Delving into Traditional Eating for the first time inevitably uncovers the fact that modern methods for preparing grains and legumes can be extremely damaging to health over the long term particularly if numerous servings of these foods are consumed on a daily basis as recommended by conventional dietitians and nutritionists.
Even if you take the time and care to make your own bread at home with freshly ground grain, if you do not follow the centuries-old traditions for eliminating anti-nutrients and maximizing the nutrition in the grain prior to baking, you could, in fact, be doing yourself and your family more harm than good.
In the video below which I filmed as part of a Beginner Video Series for the Weston A. Price Foundation, I show you the basics for soaking grains and legumes so that you can enjoy these wonderful foods in your home and experience health benefits from doing so rather than health depletion.
Following these guidelines makes food more digestible and more nutritious as vitamins and minerals become more bioavailable.
As a huge bonus, preparing grains properly results in more satisfaction per bite. This translates into easier portion control which makes eating less and losing weight more attainable.
For a complete transcript of this video which is translatable into any language, click here.
Soaking Grains and Legumes Video How-To
This lesson describes the very important traditional practice of soaking legumes and grains. Note that in the past few years, the use of chickpea cooking water, called aquafaba, has become popular in vegan circles.
Note that while legumes are a traditional food, using the cooking water as an egg replacement is not. In fact, it is quite dangerous to gut health as it is loaded with anti-nutrients.
So enjoy your legumes and grains, but be sure to toss the soaking and cooking water!
More Information on Soaking
These articles contain more information on soaking once you get the hang of grains:
- How to soak raw nuts

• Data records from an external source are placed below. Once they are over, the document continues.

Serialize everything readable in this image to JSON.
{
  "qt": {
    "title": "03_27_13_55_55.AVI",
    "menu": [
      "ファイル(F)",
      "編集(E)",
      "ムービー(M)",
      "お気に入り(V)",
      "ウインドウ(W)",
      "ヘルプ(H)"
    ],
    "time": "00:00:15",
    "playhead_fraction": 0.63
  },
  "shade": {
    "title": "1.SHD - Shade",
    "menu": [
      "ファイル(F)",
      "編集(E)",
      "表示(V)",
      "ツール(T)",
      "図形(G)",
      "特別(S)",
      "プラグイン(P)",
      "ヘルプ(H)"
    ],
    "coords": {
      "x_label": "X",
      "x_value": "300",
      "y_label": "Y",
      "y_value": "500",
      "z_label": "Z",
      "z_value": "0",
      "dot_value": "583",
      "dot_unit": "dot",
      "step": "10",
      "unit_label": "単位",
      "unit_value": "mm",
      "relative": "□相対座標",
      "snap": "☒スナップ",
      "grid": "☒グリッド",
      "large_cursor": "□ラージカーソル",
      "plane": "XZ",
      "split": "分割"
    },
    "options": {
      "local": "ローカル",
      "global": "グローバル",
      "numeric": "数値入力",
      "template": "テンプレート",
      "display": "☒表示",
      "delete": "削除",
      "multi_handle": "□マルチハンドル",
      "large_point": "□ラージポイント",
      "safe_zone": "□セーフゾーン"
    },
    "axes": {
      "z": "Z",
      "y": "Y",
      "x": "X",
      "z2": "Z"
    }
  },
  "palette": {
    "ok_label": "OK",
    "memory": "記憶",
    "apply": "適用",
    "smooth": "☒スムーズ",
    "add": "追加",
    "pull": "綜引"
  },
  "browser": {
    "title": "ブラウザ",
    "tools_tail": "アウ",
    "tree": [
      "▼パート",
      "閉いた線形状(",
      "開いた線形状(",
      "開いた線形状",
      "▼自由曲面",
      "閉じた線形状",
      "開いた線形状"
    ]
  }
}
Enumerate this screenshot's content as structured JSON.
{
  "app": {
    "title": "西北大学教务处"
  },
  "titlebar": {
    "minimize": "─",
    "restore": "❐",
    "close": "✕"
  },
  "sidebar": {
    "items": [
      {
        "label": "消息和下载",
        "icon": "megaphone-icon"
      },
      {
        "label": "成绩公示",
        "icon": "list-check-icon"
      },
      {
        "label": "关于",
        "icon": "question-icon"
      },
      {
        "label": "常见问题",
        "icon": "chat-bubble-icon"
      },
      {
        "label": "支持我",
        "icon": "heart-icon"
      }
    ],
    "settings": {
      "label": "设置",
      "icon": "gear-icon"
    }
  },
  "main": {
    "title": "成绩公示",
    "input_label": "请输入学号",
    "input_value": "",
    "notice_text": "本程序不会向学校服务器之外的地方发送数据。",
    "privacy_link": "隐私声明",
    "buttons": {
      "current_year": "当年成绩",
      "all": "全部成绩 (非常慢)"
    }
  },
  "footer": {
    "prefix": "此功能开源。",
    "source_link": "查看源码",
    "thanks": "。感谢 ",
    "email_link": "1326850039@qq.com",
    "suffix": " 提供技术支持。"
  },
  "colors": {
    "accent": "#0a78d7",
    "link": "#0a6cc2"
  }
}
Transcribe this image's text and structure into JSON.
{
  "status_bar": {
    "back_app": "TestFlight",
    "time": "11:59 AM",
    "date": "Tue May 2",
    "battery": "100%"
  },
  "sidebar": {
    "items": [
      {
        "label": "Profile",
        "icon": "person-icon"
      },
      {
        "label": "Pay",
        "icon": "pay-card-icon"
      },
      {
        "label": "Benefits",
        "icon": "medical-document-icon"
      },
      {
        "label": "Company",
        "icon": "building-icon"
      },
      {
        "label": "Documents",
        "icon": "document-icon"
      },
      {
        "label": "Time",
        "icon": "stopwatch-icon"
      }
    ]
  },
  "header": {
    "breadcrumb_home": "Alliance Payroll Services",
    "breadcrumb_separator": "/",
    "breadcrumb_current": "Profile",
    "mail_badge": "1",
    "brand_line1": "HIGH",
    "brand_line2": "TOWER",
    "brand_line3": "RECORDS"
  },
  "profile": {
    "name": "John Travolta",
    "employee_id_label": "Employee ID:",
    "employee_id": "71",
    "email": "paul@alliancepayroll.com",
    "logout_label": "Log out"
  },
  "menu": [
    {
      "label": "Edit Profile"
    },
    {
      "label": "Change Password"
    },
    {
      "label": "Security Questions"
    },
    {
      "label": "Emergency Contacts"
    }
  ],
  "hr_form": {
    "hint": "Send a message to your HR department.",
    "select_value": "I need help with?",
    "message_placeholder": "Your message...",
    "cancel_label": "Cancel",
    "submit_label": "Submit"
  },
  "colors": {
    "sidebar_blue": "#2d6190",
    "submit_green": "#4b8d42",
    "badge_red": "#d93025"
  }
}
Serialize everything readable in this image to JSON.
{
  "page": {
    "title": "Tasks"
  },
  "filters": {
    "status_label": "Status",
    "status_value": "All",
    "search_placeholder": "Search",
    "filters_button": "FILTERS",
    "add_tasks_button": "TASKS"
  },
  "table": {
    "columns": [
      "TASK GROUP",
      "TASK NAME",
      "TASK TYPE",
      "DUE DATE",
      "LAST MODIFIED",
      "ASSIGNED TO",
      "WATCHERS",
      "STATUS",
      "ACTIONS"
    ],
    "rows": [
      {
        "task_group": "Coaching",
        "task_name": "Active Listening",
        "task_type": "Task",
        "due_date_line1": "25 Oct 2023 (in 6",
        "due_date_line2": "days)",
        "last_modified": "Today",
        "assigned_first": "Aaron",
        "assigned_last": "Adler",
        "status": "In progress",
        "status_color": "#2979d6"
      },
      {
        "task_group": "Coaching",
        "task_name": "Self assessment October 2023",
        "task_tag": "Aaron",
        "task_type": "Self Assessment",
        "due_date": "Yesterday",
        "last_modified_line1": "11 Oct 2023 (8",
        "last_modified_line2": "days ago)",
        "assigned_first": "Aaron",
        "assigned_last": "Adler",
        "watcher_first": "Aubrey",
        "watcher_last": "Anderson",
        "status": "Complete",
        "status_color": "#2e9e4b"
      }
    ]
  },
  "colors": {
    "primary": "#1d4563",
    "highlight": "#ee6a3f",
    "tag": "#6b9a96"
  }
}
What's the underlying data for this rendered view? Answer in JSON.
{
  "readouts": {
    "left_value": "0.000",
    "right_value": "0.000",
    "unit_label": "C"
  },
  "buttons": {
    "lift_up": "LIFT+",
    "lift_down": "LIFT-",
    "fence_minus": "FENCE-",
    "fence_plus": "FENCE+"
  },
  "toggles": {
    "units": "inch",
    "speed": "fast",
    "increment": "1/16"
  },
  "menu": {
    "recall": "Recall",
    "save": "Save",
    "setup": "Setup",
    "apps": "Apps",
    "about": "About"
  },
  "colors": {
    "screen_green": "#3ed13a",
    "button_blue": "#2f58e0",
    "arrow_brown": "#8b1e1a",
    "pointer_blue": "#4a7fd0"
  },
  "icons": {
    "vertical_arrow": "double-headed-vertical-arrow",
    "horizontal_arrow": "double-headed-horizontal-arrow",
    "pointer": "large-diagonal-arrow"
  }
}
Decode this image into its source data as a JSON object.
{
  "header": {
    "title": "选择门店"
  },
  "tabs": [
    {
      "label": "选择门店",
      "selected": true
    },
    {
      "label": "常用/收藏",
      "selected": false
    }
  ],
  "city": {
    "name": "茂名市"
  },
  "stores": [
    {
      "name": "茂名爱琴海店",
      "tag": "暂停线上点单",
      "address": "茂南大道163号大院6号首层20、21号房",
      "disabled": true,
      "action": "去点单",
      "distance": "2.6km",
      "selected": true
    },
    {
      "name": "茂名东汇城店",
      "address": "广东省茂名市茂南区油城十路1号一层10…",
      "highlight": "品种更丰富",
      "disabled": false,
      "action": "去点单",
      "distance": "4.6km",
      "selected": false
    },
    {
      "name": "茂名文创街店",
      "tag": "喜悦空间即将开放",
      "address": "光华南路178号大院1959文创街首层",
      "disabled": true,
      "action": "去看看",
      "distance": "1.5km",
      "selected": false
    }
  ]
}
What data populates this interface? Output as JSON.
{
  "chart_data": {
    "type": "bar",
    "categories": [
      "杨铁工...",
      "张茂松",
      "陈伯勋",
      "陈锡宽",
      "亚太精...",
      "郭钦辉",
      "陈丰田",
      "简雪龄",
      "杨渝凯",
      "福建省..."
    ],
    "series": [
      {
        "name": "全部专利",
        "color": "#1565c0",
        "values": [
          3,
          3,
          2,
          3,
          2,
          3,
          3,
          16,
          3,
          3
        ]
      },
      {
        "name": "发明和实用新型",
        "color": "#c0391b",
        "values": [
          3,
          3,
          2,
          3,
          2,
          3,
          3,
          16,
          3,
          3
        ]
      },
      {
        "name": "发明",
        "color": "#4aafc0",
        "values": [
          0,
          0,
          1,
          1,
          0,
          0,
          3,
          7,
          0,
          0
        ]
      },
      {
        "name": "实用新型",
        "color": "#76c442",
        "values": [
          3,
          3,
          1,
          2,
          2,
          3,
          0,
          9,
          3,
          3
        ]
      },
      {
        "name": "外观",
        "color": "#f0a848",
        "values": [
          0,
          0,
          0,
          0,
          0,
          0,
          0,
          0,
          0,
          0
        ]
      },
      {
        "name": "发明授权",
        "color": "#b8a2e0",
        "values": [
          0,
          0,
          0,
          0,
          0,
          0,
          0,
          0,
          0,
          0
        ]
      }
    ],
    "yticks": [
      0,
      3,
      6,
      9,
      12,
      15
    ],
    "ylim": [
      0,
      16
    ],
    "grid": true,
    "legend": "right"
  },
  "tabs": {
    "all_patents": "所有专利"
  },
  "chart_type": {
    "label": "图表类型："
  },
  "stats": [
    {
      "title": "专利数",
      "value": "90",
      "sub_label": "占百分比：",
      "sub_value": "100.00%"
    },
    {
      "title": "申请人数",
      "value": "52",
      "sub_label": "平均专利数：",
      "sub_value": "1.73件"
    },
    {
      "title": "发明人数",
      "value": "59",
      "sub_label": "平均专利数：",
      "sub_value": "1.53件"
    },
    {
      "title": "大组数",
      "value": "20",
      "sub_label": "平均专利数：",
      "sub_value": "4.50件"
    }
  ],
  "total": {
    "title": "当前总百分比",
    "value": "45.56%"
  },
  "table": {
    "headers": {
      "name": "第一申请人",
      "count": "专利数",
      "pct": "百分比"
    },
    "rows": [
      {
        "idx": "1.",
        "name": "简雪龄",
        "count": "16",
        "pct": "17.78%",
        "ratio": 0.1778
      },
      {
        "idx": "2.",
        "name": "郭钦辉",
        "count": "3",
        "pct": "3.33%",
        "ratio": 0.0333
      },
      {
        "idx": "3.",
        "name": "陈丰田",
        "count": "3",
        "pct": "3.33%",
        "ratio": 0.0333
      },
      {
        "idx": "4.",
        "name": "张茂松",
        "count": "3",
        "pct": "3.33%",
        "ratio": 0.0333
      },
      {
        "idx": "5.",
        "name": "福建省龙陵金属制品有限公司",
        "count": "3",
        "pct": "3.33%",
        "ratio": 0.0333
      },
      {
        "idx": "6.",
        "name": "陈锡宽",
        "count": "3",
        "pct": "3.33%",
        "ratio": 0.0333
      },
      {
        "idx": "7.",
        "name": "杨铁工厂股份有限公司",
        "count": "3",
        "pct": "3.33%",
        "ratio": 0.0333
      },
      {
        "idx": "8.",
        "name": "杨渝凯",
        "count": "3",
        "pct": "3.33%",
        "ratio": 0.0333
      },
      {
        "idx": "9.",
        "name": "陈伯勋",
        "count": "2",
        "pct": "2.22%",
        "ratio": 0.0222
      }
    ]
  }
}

- Soaking raw seeds
- How to soak beans before cooking
- Soaked lentils
- Does white rice need soaking?
Just curious…why does it take so much water to soak the rice (12 cups seems like a lot). Thanks for all you do and share!
Sarah Pope MGA
That’s a good question … this is what the researchers found. It could possibly still be very effective with less water, but there isn’t a study I can find to support this.
I’m glad I found this site. I’m gradually leaning towards adding breads and legumes to my diet after eating very, very low carbs for many years. Eating mostly meat/fat is one way but I find it harder and harder. So the result is that I must learn to eat like my great-grandmother would have – soaking, fermenting and proper preparation of the good foods we have been blessed with. Thanks for all the information
thank you for your good job. I have a question. If I understood well, it’s the acidic component (whey, lemon juice, vinegar etc…) in the water where we soak the legumes/grains that “catches” the phytic acid. So when the soaking ends, should we still boil those grains/legumes in the same liquid where we soaked them, instead of throwing the liquid away and using new water? Don’t we end up eating the phytic acid anyway, if we cook the grains/legumes in that same liquid used for soaking?
The phytic acid is deactivated by the soaking.
Exactly! I have auto immune disorders RA PsA, ect, mostly joint pain and inflammation. Once I quit eating sugar, all of it! Started soaking rice, lentils, and such I have had so much less pain, and my stomach doesn’t blow up like a balloon anymore! I don’t eat white rice, or any that’s not soaked, plus I add a lot of turmeric to everything! I don’t have a problem with sunflower seeds, they have never bothered me! Thanks for the information!
I am confused about a couple of things and hoping for your point on view!
First off: I often have a hard time remembering to soak my rice in advance. I do prefer to cook the rice fresh rather than cooking and freezing it in portions. With that said, I am wondering if you have ever tried freezing the soaked rice in portions to grab and cook fresh on short notice. I haven’t been able to find any resources for this online so I am starting to think I am the only crazy person to have ever thought this up lol.
Second: I buy sprouted spelt flour to use in baking to avoid the soaking process. Do you feel that this is equivalent or inferior to soaking my own flour? A lot of options for sprouted rice and other grains are seeming to be increasing in popularity as well. What are your thoughts on these kinds of products?
Third: I LOVE overnight oats soaked in the refrigerator with a bit of yogurt, chia seeds and other flavorings. There is no cooking required with this method which is also a bonus. But there is no acid so the end result is not soured, just soaked. This is such a quick easy breakfast and I am not a fan of the soured/ warmed oats made on the stove so I hate to give it up. Do you have any suggestions on how I can keep enjoying this awesome, fast breakfast?!
Sorry to bombard you. These questions have been burning away for way too long! Thank you in advance 🙂
Dear Sarah, i’m so confused what to soak in acid and what in baking soda…
Can you plz. put a list of what to soak in what.?
I thought you said garbanzo soak in baking soda and that what i have been doing….
it is a no kidney bean like you said…